“These  are professional footballers… If you do not tell them in advance that they are going to play a match without proceeds, which would surprise me, when they go to play, they expect to be paid… I doubt that there was no fee for this match against Algeria… “ added Akono, who is a former head coach of the Indomitable Lions.

An interview given by the team captain to state radio (CRTV) on Friday 11 Nov, in which he complained about poor organisation and urged the authorities to take action, shows that the players had had enough of the unprofessionalism around them, pundits say.

BLAME GAME

Fecafoot and the ministry of sport have in the days following the incident traded accusations over who was responsible for the unpaid allowances.

The ministry says it only pays the (now infamous) “participation allowance” when the team is playing a competitive fixture, suggesting that the federation should be responsible in the case of friendlies.

FECAFOOT issued a statement which suggests that these allowances are not mandatory but that they were willing to pay then once the team returned from Algeria. A federation spokesman said on local TV (Canal 2 International) that the federation did not have the funds in hand in Morocco.

Both the federation and the ministry of sport have since held crisis meetings in which they resolved to dispatch a team of officials to Algeria to apologise for the failed rendez-vous.
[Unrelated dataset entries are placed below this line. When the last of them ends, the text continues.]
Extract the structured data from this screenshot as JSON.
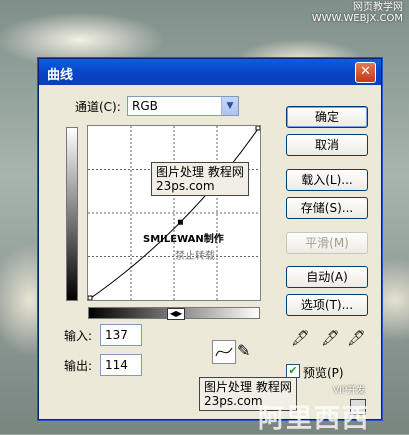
{
  "watermarks": {
    "top": "网页教学网\nWWW.WEBJX.COM",
    "box_line1": "图片处理",
    "box_line1b": "教程网",
    "box_line2": "23ps.com",
    "center": "SMILEWAN制作",
    "center_sub": "禁止转载",
    "bottom_small": "VIP开发",
    "bottom_big": "阿里西西"
  },
  "dialog": {
    "title": "曲线",
    "channel_label": "通道(C):",
    "channel_value": "RGB",
    "input_label": "输入:",
    "input_value": "137",
    "output_label": "输出:",
    "output_value": "114",
    "preview_label": "预览(P)",
    "preview_checked": true,
    "buttons": {
      "ok": "确定",
      "cancel": "取消",
      "load": "载入(L)...",
      "save": "存储(S)...",
      "smooth": "平滑(M)",
      "auto": "自动(A)",
      "options": "选项(T)..."
    },
    "curve_point": {
      "input": 137,
      "output": 114
    },
    "icons": [
      "close-icon",
      "curve-tool-icon",
      "pencil-icon",
      "black-eyedropper-icon",
      "gray-eyedropper-icon",
      "white-eyedropper-icon",
      "resize-icon"
    ]
  }
}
Meanwhile, media  reports say the Algerian football authorities have taken the Cameroon football federation (FECAFOOT)  to football’s governing body FIFA for breach of contract.

The Algerians had sold out tickets for the match and sold broadcast right to several TV stations. They want FECAFOOT to reimburse the losses they have incurred.

Benoit Assou-Ekotto has also been summoned to explain why he did not show up for the camp in Morocco.

The Indomitable Lions of Cameroon will face Guinea Bissau in the first phase of qualifiers of the 2013 Africa Cup of Nations.

The home and away knock-out games will be played in January 2012 at the same time as the Africa Cup of Nations in Gabon and Equatorial Guinea.

These will be the first competitive games for Cameroon’s newly appointed technical staff headed by Frenchman Denis Lavagne.

supporters getting ready

Cameroon fans have to get set for the upcoming games

The Nations Cup is being switched from even to odd years so there is only one year between the next two events.

As a result the qualifiers for the 2013 competition have been divided into three parts:

  • A first preliminary stage involving the four  lowest ranked teams that are not qualified for the Africa Cup in Equatorial Guinea and Gabon. As such  Seychelles will play against Swaziland while Sao Tome take on Lesotho.
  • The winners of these games plus 26 other countries that have not qualified qualified for the 2012 edition of the Africa cup will face each other in head-to-head (home and away) knock out games (see pairings below).
  • The winners of these games will then be paired against teams that will participate in the 2012 Africa Cup. These games will also be home and away, head-to-head fixtures.
  • The fifteen teams that emerge from this process will join hosts South Africa in the 2013 tournament.

Here is the complete fixture list as drawn by the Confederation of African Football:

Preliminary round one:

Seychelles v Swaziland

Sao Tome v Lesotho

Preliminary round two:

Ethiopia v Benin

Rwanda v Nigeria

Congo Brazzaville v Uganda

Burundi v Zimbabwe

Algeria v The Gambia

Kenya v Togo

Sao Tome/Lesotho v Sierra Leone

Guinea Bissau v Cameroon

Chad v Malawi

Seychelles/Swaziland v DR Congo

Tanzania v Mozambique

Central African Republic v Egypt

Madagascar v Cape Verde

Liberia v Namibia